During 2010, the Tea Party got the attention, but the election revolt against bailouts, subsidies, and spending came from all sides. Voter sentiment hasn’t changed much — but you wouldn’t know that from the action last week on the US House floor, where renewing Export-Import Bank subsidies for big business was the order of the day.
Compared with big-spending Democrats, Republicans still have a long way to go before losing the mantle of limited government. But if the overwhelming vote to reauthorize the bank is any guide, they think the widespread disdain for subsidies has run its course. Last week’s Indiana primary shows otherwise.
Worse yet, the Ex-Im Bank vote shows that too many members of Congress think that being pro-business means being pro-subsidy. Wrong again. Avoiding burdensome regulations is pro-business; lowering the marginal tax rate is pro-business; but programs that bestow unique benefits to favored companies or industries are simply giving away money.
As big government goes, the Ex-Im Bank isn’t the worst thing in the world. Its big-ticket financing makes life a bit easier for exporters of airplanes, gas turbines, and the like. But these companies hardly have trouble getting private financing, and it’s tough to explain why taxpayers should be backing their loans. Instead of scaling things back, however, the House voted on Wednesday to recharter the bank and raise its lending limit to $140 billion.
Yet targeting winners and losers is bad policy no matter who’s in charge; no government bureaucrat can allocate capital as efficiently as the marketplace. For Republicans, it’s also self-defeating politics. It will be far tougher to criticize President Obama’s government-knows-best attitude if Republicans pander to their own set of interests using the same playbook.
If the Ex-Im Bank is pro-business, as supporters maintain, then so is every corporate handout large and small. Arguments for similar largesse range from “saving the family farm” (agriculture) to “saving an American icon” (tax benefits for thoroughbreds and racetracks) to “Germany and China are doing it” (solar and wind subsidies). These are all fine industries, but singling them out only encourages others to pursue campaigns of their own.

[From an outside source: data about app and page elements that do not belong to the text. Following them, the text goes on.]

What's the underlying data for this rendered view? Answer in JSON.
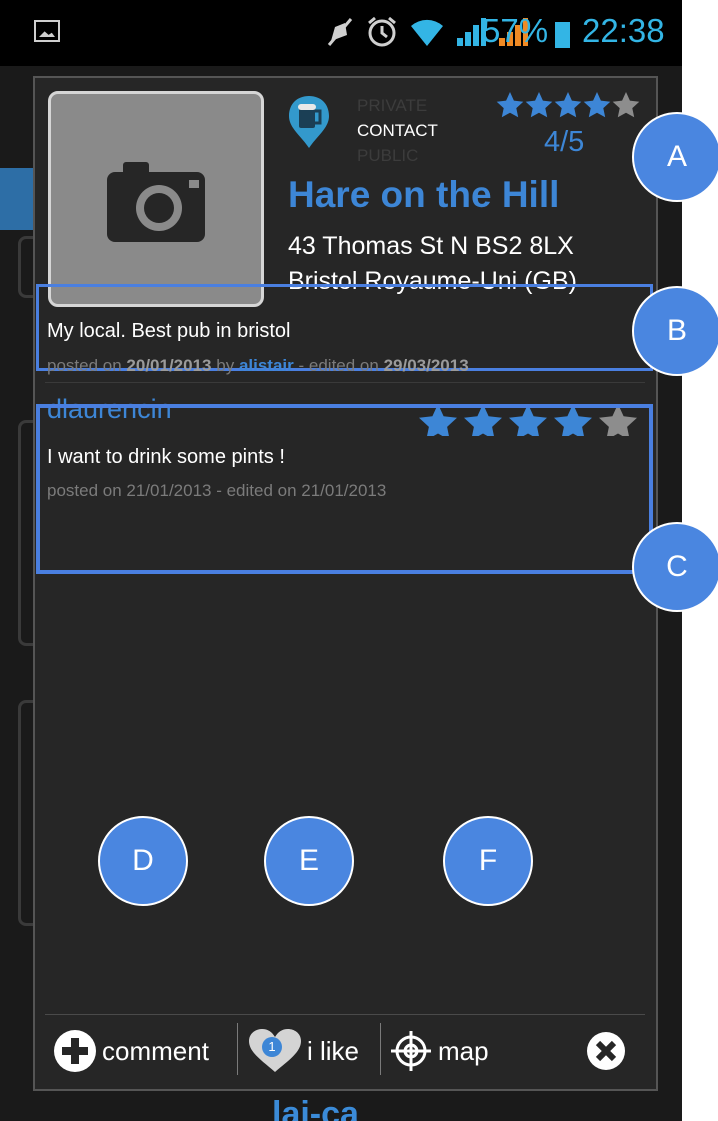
{
  "status_bar": {
    "battery_percent": "57%",
    "time": "22:38",
    "icons": [
      "gallery-notification-icon",
      "mute-icon",
      "alarm-icon",
      "wifi-icon",
      "signal-icon",
      "signal-roaming-icon",
      "battery-icon"
    ]
  },
  "place": {
    "photo_icon": "camera-icon",
    "category_icon": "beer-mug-icon",
    "privacy_options": [
      "PRIVATE",
      "CONTACT",
      "PUBLIC"
    ],
    "privacy_selected": "CONTACT",
    "rating_stars": 4,
    "rating_max": 5,
    "rating_text": "4/5",
    "name": "Hare on the Hill",
    "address_line1": "43 Thomas St N BS2 8LX",
    "address_line2": "Bristol Royaume-Uni (GB)"
  },
  "comments": [
    {
      "text": "My local. Best pub in bristol",
      "meta_posted_prefix": "posted on",
      "posted_date": "20/01/2013",
      "by_word": "by",
      "author": "alistair",
      "meta_edited_prefix": "- edited on",
      "edited_date": "29/03/2013"
    },
    {
      "author": "dlaurencin",
      "rating_stars": 4,
      "rating_max": 5,
      "text": "I want to drink some pints !",
      "meta": "posted on 21/01/2013 - edited on 21/01/2013"
    }
  ],
  "toolbar": {
    "comment_label": "comment",
    "like_label": "i like",
    "like_count": "1",
    "map_label": "map",
    "close_icon": "close-icon"
  },
  "background": {
    "peek_text": "lai-ca"
  },
  "callouts": [
    "A",
    "B",
    "C",
    "D",
    "E",
    "F"
  ],
  "colors": {
    "accent_blue": "#3d86d6",
    "callout_blue": "#4a86e0",
    "status_blue": "#33b5e5",
    "dialog_bg": "#262626"
  }
}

Inevitably, special treatment for the few becomes subject to exploitation, expansion, and mission creep — and can come back to haunt you. In 2004 a Republican Congress created a credit for manufacturers that lowers their marginal tax rate from 35 to 32 percent. Today, liberals call that program a “loophole” for oil and gas companies. It was a bad idea to start with, but repealing the provision just for a few companies would be equally unfair. Why should a company operating a wind farm be labeled a manufacturer, while one drilling for natural gas is not?
Unfortunately, with such a weak economy, it’s easy to wrap subsidies in the warm blanket of “jobs.” (With billions in federal subsidies, you too could create a few jobs!) The important question, though, is whether the policy is economically efficient and fair. Sometimes even great-sounding programs are a poor use of taxpayer funds, but no politician likes to say no.
So on Tuesday, voters said no. Despite 36 years of outstanding service, bipartisan acclaim, and historic accomplishments leading the Foreign Relations Committee, Senator Richard Lugar lost his primary. Challenger Richard Mourdock hammered Lugar’s support for the bank and auto bailouts to overwhelming response. Most voters don’t care about Beltway spoils like committee assignments or seniority. And they shouldn’t. They care much more about a candidate’s vision, principles, and ability to represent them.
In another big “no” on Tuesday, a mulleted felon beat President Obama in nine West Virginia counties, receiving over 40 percent of the statewide primary vote. In just a few years, Obama has gone from promoting billions in “clean coal” subsidies to a regulatory policy that prohibits the construction of another coal-fired electric plant in the United States. A region of the country that once revered progressives like Robert Kennedy is now out of play for the president.
These very different voting groups are sending a similar message: Stop trying to pick winners and losers in our economy. Instead, fight for policies that work for all businesses and the employees who depend on them. The forces of politics may sometimes make that a tough path to follow, but don’t say no one warned you.
John E. Sununu, a regular Globe contributor, is a former US senator from New Hampshire.